For those that live in the United States, you might have heard of E911. First, for those not in the US, 911 is the national emergency response service number. Typically, this is 112, but in the US, we like to be difficult. Now, at this time, there is E911 which goes one step beyond the older system where the telephone number and service address is collected and submitted to the operator. In the case of Cellular technology, this will typically try to pull GPS or Radiolocation information. So, E911 is good, right? It is better than standard 911, but not as good as it could or should be.
POTS is Plain Ordinary Telephone Service. When you plug a telephone into the phone jack on the wall of your home, or apartment, you are likely using a POTS connection. For E911, this is good, and they work together. It would seem like the people who pushed to implement this thought of POTS and said, yes it would work. And with that regards it does.
ISP VOIP Services
If you are using a cable Internet Service, or FiOS, and have “home phone” service, then you are using VOIP. This is not as much as an issue as the phone service is built into the modem, or service line. In that regards, this only becomes an issue if you move, and the company didn’t update your service address.
Cellular services will try to give an approximation based on the distance of cellular towers with relation to the phone. More accurately will be GPS, but this only works if the device has GPS. Most smartphones do, but some basic cellular phones do not.
Now, this is where problems will arise. If you are using a SIP phone service, and some of you might be for cheaper international calls, then the E911 flaws become apparent. You first inform the SIP provider your service address. This is verified, and recorded for when you have to make a 911 call. If your SIP phone never leaves the home, this is OK. However, if your SIP phone goes somewhere else, then the address is no longer valid. Calling 911 will send services to the address noted unless you tell them otherwise. If you are calling 911, you are not likely going to think about telling them the address they see is not where you are at this moment. This can become a significant problem.
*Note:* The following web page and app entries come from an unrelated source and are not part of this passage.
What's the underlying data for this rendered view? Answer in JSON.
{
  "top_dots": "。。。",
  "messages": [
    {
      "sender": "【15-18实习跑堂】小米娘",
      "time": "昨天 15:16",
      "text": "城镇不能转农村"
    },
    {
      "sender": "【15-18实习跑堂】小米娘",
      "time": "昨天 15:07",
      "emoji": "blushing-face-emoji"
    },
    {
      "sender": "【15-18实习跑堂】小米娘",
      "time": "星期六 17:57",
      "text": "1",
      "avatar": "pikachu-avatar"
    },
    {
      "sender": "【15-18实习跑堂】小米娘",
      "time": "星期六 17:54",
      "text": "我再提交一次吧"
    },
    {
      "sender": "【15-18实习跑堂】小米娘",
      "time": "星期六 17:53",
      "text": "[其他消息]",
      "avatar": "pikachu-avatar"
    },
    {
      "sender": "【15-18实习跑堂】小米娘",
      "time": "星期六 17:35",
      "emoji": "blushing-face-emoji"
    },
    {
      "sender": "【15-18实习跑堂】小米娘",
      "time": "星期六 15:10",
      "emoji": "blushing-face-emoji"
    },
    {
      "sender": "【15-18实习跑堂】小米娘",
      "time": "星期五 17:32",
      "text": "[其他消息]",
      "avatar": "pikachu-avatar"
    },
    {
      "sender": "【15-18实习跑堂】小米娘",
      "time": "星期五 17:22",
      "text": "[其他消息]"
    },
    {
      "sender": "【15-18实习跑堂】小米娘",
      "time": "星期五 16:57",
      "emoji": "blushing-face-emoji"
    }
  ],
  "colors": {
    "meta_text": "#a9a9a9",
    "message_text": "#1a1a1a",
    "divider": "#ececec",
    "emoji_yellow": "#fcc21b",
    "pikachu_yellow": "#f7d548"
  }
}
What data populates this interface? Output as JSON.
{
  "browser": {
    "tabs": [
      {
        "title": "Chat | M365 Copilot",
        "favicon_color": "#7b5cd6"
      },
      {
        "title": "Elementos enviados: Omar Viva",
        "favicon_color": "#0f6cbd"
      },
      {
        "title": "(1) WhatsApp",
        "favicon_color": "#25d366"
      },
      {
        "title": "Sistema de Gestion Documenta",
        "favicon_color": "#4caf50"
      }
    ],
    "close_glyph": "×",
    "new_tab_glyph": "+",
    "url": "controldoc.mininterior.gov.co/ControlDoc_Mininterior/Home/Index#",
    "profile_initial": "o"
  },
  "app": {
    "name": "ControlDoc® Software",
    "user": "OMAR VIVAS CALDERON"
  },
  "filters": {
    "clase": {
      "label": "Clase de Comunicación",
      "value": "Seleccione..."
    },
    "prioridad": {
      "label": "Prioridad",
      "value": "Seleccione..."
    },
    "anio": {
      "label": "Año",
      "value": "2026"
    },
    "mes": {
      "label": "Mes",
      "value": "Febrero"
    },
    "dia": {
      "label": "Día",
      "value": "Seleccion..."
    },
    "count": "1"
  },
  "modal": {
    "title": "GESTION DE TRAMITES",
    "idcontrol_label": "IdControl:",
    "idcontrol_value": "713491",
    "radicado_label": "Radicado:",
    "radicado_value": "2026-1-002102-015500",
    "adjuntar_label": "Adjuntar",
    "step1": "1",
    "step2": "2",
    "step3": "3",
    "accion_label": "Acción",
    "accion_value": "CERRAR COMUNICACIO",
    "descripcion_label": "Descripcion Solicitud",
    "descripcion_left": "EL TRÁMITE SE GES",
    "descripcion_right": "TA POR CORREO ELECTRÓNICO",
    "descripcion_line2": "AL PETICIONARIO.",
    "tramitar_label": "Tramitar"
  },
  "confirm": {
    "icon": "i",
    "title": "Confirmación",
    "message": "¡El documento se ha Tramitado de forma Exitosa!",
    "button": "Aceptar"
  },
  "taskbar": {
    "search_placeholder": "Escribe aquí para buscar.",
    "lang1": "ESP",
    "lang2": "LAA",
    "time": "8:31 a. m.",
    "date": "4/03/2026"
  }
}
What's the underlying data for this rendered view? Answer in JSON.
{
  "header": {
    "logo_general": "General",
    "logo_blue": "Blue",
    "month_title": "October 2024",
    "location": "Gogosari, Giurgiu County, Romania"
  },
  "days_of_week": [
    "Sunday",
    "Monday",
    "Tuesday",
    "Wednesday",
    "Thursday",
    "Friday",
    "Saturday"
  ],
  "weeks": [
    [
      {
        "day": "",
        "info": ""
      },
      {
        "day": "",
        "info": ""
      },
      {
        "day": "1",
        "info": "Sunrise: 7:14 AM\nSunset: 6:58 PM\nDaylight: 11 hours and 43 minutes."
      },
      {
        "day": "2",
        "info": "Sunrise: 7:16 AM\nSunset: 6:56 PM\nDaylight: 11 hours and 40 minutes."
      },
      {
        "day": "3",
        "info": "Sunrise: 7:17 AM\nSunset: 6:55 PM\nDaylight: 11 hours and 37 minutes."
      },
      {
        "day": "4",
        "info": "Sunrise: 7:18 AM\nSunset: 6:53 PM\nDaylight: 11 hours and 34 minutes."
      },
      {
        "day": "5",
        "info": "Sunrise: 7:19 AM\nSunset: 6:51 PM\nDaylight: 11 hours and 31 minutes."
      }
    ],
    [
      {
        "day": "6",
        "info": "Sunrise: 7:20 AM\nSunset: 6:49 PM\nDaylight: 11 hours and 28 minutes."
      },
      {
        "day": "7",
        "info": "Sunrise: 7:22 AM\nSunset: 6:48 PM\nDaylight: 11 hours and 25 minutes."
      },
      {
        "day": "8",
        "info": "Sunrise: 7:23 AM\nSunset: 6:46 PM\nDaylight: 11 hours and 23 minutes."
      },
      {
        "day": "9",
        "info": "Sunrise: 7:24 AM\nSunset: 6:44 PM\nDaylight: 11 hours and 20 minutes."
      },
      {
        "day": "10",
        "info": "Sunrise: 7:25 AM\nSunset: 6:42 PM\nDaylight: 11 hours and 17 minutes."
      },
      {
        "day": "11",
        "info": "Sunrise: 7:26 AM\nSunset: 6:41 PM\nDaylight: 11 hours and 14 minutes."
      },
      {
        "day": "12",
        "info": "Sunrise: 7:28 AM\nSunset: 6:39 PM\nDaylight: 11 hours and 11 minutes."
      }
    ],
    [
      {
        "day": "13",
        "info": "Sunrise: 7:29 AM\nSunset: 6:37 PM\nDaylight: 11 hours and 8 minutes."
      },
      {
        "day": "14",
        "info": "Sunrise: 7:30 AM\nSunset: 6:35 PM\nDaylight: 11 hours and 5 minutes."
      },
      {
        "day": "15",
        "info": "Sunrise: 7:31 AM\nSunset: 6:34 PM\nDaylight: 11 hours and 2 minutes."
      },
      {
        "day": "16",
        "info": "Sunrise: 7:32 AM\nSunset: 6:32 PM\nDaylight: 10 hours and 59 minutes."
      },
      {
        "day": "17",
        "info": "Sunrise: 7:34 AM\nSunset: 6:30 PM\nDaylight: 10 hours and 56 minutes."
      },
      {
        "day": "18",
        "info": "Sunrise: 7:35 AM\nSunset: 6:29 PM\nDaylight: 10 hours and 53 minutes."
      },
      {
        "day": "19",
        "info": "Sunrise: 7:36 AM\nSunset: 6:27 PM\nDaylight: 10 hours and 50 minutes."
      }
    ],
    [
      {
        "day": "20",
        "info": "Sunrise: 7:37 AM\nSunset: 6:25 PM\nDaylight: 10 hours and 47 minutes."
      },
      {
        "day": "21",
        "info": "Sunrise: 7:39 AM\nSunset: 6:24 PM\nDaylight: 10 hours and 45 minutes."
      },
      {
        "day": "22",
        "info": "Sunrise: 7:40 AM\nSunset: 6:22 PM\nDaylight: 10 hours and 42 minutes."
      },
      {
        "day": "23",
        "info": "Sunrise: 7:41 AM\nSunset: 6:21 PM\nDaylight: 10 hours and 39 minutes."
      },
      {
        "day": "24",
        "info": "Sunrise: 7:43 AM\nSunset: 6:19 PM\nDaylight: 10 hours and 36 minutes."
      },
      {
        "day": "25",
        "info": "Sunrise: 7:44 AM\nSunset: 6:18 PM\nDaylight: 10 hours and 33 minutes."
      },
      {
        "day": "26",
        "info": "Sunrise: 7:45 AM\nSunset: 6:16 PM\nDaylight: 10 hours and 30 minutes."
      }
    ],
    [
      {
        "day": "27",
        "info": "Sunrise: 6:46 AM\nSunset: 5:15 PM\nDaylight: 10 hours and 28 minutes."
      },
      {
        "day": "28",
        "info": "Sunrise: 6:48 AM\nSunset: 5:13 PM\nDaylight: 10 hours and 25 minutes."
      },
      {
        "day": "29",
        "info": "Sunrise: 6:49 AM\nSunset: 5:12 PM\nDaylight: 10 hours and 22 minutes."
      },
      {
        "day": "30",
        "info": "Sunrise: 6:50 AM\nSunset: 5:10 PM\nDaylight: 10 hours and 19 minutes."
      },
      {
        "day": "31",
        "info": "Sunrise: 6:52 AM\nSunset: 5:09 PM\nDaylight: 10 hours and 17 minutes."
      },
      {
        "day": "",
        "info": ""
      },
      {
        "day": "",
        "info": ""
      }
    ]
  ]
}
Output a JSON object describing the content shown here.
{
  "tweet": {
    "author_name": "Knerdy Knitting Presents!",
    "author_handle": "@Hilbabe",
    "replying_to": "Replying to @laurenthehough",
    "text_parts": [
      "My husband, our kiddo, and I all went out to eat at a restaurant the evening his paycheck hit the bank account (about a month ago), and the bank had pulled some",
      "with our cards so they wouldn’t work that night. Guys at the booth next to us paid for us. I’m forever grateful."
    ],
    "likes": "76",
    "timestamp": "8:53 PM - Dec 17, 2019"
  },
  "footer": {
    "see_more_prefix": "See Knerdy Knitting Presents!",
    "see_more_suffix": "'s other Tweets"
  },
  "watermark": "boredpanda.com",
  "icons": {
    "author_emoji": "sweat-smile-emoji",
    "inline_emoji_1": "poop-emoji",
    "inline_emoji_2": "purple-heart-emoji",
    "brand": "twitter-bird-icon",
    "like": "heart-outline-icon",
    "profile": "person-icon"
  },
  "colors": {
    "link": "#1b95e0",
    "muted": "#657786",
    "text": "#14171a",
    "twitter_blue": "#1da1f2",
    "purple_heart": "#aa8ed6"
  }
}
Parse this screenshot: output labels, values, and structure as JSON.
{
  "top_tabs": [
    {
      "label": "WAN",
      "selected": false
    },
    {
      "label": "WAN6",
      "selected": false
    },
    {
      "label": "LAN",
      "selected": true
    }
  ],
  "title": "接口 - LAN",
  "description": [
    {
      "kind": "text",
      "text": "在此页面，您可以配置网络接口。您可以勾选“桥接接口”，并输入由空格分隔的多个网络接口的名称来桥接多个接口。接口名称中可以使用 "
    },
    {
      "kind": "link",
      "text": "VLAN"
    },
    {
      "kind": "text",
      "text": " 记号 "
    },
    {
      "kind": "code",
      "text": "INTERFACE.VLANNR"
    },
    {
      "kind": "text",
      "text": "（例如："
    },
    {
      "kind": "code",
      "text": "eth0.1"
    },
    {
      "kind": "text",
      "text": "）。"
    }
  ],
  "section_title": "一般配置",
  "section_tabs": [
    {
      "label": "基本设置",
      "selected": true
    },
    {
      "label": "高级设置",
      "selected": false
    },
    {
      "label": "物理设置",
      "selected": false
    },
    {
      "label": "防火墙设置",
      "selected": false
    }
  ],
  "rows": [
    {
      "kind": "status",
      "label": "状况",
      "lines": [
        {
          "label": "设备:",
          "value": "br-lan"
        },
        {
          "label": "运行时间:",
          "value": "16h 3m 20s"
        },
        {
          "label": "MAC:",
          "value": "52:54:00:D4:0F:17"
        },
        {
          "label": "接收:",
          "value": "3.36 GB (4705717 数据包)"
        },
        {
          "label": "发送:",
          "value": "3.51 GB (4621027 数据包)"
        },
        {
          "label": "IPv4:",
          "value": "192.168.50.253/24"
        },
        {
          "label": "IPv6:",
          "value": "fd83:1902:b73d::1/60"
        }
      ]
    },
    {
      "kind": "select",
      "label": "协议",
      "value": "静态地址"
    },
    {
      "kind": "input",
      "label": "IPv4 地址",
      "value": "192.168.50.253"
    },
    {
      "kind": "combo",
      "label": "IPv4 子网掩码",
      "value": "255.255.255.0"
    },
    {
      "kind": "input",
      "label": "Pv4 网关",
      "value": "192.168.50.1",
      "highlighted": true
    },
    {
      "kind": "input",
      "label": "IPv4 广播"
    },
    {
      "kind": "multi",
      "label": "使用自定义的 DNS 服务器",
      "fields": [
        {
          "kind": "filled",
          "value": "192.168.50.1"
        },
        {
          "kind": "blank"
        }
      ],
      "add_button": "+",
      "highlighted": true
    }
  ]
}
The solution is very simple, but would require government intervention to force companies to do things they won’t want to do. First, every physical location must have a static IPv6 address. There are enough addresses to where each person in this world can have more than a billion IPv6 addresses before there has to be concern. I am sure that every residence and business address can have a devoted address for themselves. This IPv6 address will never change, even if another provider is selected. Now, a centralized IPv6 address database can be set up. With modifications to the PSAP software, the address can be looked up based on the IPv6 address that is being transmitted. Now if someone takes their SIP or VOIP phone to another location and need to call 911, it can be done and the address is accurate.
What Needs to Be Done?
I am one of those ones that the infrastructure should belong to the people. Time and Time again, ISPs, Television providers, and cellular providers has failed to make the US the US competitive when it comes to price and features. Cellular services for example is among the most expensive in the world, and out of the industrialized countries, Internet is just as insane. However, when looking at Europe, rates are usually much better for cellular communications, while Asia may provide a Gigabit Internet connection for what an average consumer may pay for the 10s of Megabytes.
If the government performed imminent domaon on the data cables for Internet services, focused on making them competent, and allow ISPs to pay a fee to provide services to consumers, then the Internet system could be hopefully improved and unified without having to worry about pleasing stockholders. In addition, telephone services can be moved to Internet Protocol, therefore making the phone system more reliable and leaner. Maybe one day, we could replace the outdated RJ11, and Coaxial with a national communication standard of RJ45.
Rolling out a national IPv6 static address system throughout every address in the United States will mean that the national government can manage this database, and can provide accurate and more reliable address mechanism for everyone if they need to contact Emergency services.
It saddens me to say this will likely never happen. I do not see the federal government do what needs to be done to make it happen. And the ISP will never do this as it would require effort for less profit on their part. And one may not think of this as a big deal until you call 911, and they send that ambulance to save you from a heart attack or stroke to some other place.